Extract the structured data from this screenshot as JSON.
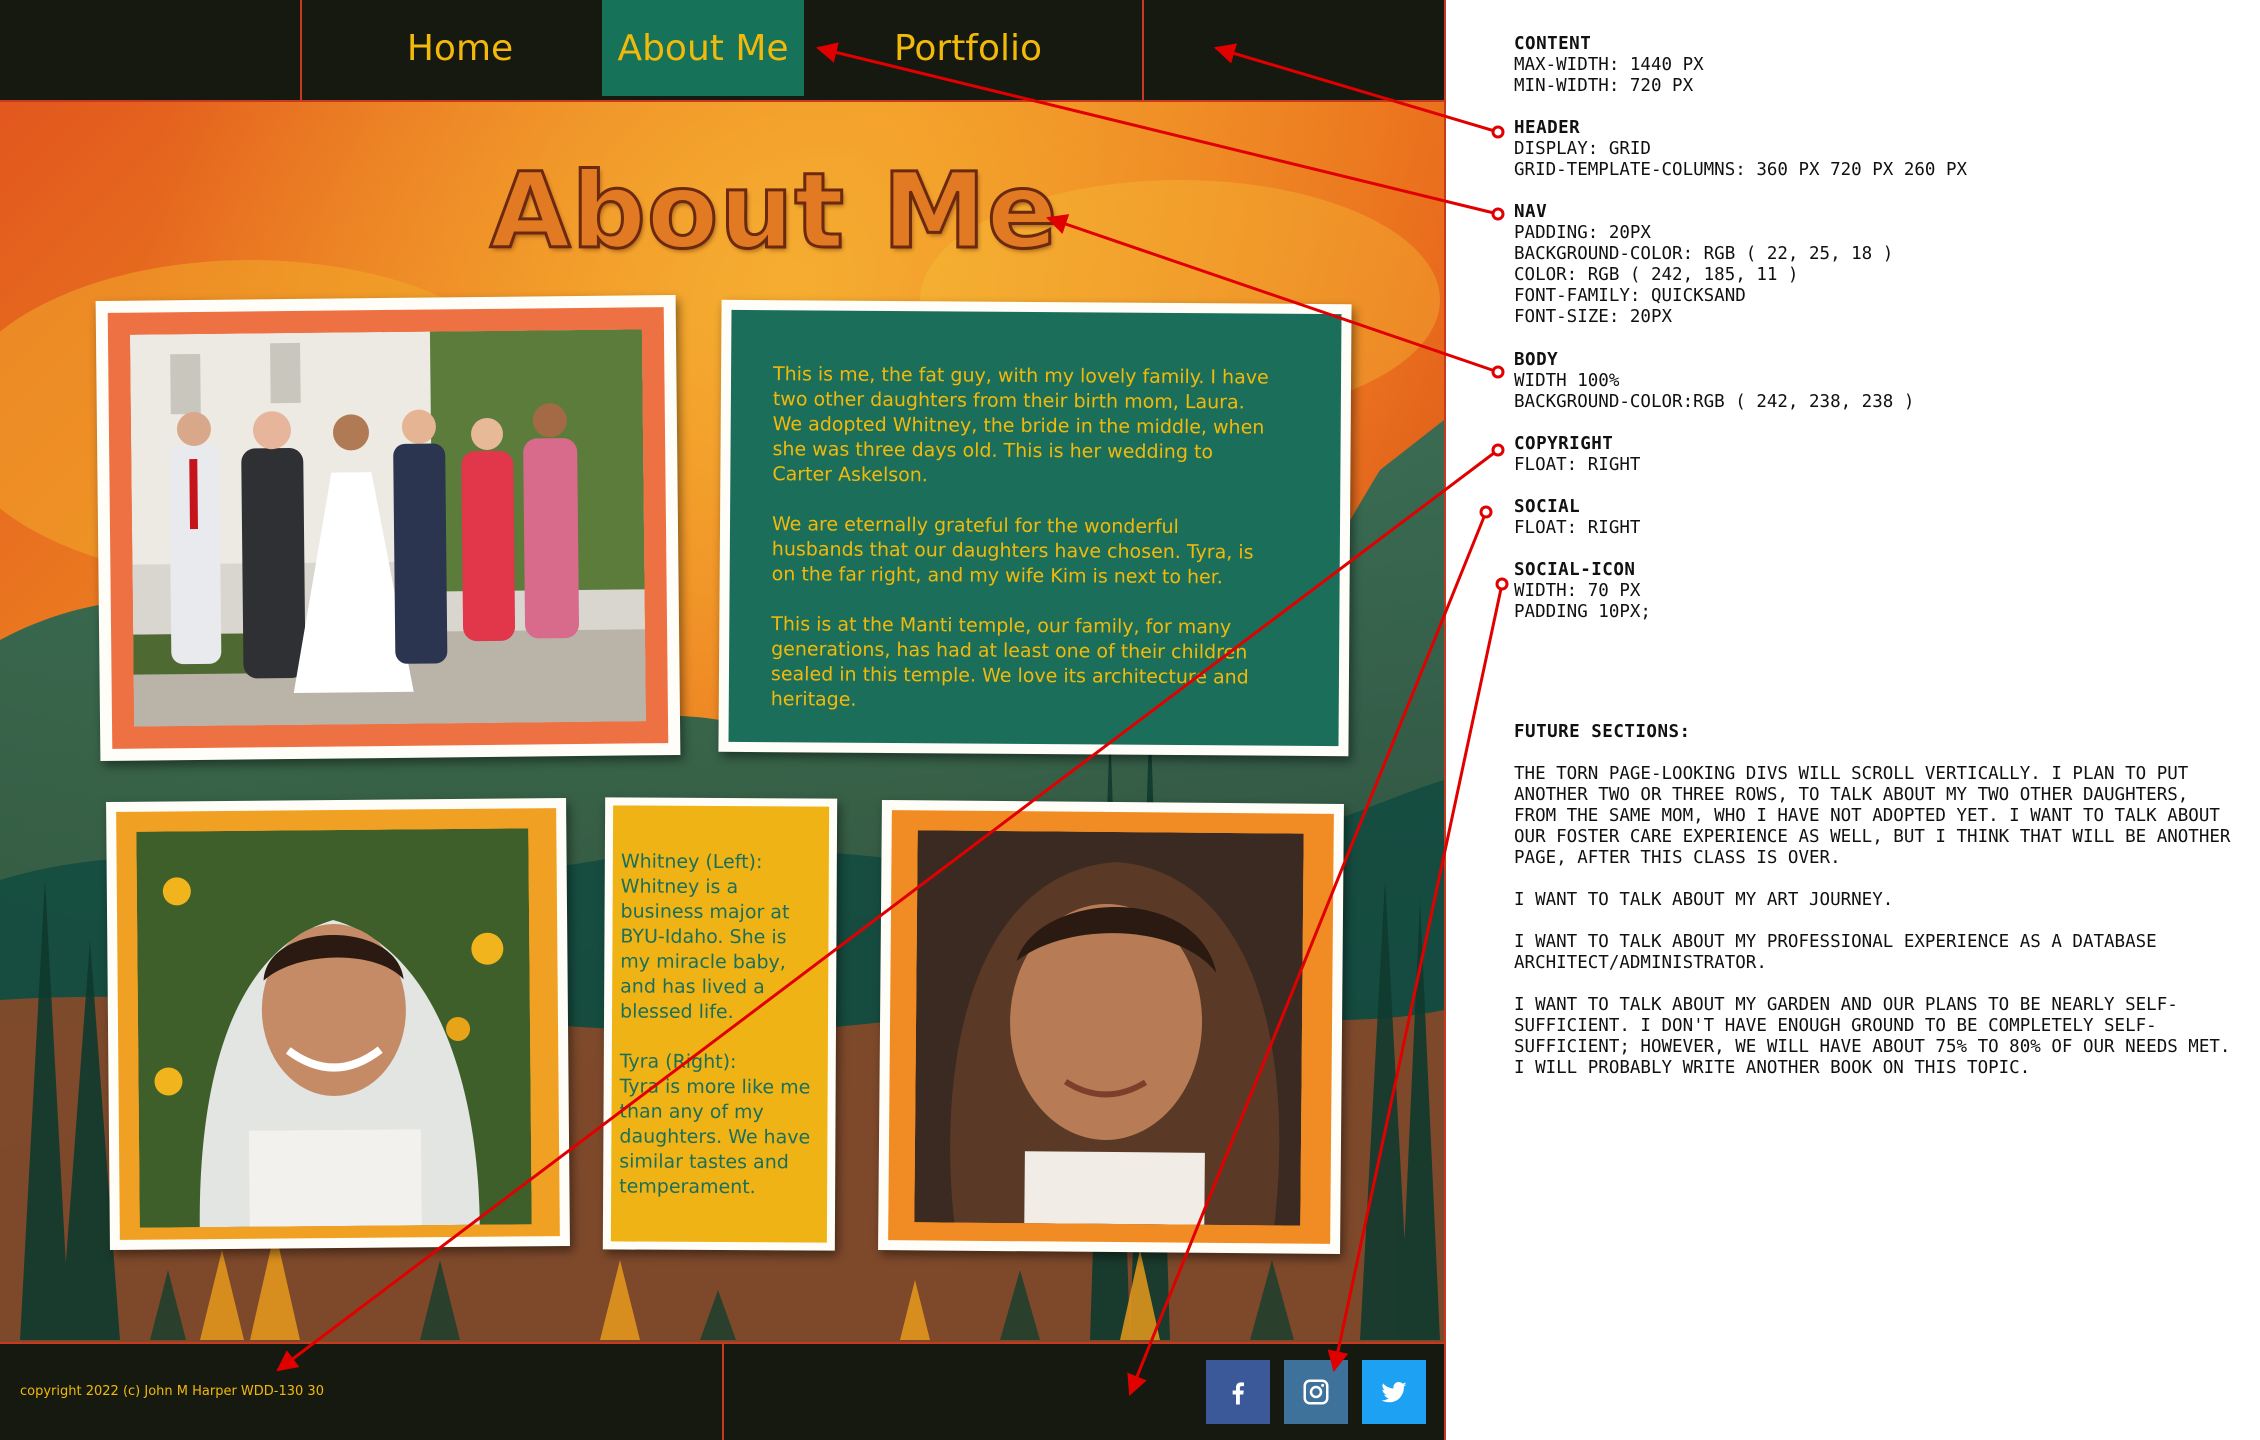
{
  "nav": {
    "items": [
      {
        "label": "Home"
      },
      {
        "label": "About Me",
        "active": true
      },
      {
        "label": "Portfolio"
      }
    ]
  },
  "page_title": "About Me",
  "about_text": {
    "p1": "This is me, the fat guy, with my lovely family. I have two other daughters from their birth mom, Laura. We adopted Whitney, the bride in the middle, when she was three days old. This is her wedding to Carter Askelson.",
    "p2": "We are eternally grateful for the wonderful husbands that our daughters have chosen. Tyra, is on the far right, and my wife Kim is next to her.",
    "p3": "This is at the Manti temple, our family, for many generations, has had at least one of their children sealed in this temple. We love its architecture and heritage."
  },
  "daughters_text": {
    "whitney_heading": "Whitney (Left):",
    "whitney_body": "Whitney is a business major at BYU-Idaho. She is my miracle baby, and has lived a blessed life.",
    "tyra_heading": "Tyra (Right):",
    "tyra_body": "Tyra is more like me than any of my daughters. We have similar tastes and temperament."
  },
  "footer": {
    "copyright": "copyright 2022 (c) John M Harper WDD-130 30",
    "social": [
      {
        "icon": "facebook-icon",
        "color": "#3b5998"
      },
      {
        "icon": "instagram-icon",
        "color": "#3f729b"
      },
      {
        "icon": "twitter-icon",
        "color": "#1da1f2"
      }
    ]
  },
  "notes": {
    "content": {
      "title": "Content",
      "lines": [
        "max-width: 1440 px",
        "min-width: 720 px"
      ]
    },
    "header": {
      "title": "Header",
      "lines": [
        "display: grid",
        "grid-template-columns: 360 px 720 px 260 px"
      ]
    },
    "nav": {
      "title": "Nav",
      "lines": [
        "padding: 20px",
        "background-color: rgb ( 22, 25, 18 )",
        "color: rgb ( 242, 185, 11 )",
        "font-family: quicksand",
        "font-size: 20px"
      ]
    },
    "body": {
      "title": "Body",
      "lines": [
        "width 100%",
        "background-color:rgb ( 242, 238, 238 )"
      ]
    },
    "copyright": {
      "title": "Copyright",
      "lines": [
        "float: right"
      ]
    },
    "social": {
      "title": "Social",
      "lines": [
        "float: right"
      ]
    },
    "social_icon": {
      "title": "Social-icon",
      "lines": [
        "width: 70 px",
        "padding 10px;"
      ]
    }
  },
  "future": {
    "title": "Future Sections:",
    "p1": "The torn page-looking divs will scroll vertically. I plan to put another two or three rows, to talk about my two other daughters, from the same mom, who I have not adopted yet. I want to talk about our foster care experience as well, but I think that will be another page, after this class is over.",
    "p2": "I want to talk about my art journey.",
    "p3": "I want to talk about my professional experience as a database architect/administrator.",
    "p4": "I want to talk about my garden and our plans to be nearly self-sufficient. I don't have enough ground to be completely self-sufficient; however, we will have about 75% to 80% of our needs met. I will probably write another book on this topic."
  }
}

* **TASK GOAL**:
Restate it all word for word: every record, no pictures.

* **THE COMPLETED TASK**:
Extract the structured data from this screenshot as JSON.
{
  "nav": {
    "items": [
      {
        "label": "Home"
      },
      {
        "label": "About Me",
        "active": true
      },
      {
        "label": "Portfolio"
      }
    ]
  },
  "page_title": "About Me",
  "about_text": {
    "p1": "This is me, the fat guy, with my lovely family. I have two other daughters from their birth mom, Laura. We adopted Whitney, the bride in the middle, when she was three days old. This is her wedding to Carter Askelson.",
    "p2": "We are eternally grateful for the wonderful husbands that our daughters have chosen. Tyra, is on the far right, and my wife Kim is next to her.",
    "p3": "This is at the Manti temple, our family, for many generations, has had at least one of their children sealed in this temple. We love its architecture and heritage."
  },
  "daughters_text": {
    "whitney_heading": "Whitney (Left):",
    "whitney_body": "Whitney is a business major at BYU-Idaho. She is my miracle baby, and has lived a blessed life.",
    "tyra_heading": "Tyra (Right):",
    "tyra_body": "Tyra is more like me than any of my daughters. We have similar tastes and temperament."
  },
  "footer": {
    "copyright": "copyright 2022 (c) John M Harper WDD-130 30",
    "social": [
      {
        "icon": "facebook-icon",
        "color": "#3b5998"
      },
      {
        "icon": "instagram-icon",
        "color": "#3f729b"
      },
      {
        "icon": "twitter-icon",
        "color": "#1da1f2"
      }
    ]
  },
  "notes": {
    "content": {
      "title": "Content",
      "lines": [
        "max-width: 1440 px",
        "min-width: 720 px"
      ]
    },
    "header": {
      "title": "Header",
      "lines": [
        "display: grid",
        "grid-template-columns: 360 px 720 px 260 px"
      ]
    },
    "nav": {
      "title": "Nav",
      "lines": [
        "padding: 20px",
        "background-color: rgb ( 22, 25, 18 )",
        "color: rgb ( 242, 185, 11 )",
        "font-family: quicksand",
        "font-size: 20px"
      ]
    },
    "body": {
      "title": "Body",
      "lines": [
        "width 100%",
        "background-color:rgb ( 242, 238, 238 )"
      ]
    },
    "copyright": {
      "title": "Copyright",
      "lines": [
        "float: right"
      ]
    },
    "social": {
      "title": "Social",
      "lines": [
        "float: right"
      ]
    },
    "social_icon": {
      "title": "Social-icon",
      "lines": [
        "width: 70 px",
        "padding 10px;"
      ]
    }
  },
  "future": {
    "title": "Future Sections:",
    "p1": "The torn page-looking divs will scroll vertically. I plan to put another two or three rows, to talk about my two other daughters, from the same mom, who I have not adopted yet. I want to talk about our foster care experience as well, but I think that will be another page, after this class is over.",
    "p2": "I want to talk about my art journey.",
    "p3": "I want to talk about my professional experience as a database architect/administrator.",
    "p4": "I want to talk about my garden and our plans to be nearly self-sufficient. I don't have enough ground to be completely self-sufficient; however, we will have about 75% to 80% of our needs met. I will probably write another book on this topic."
  }
}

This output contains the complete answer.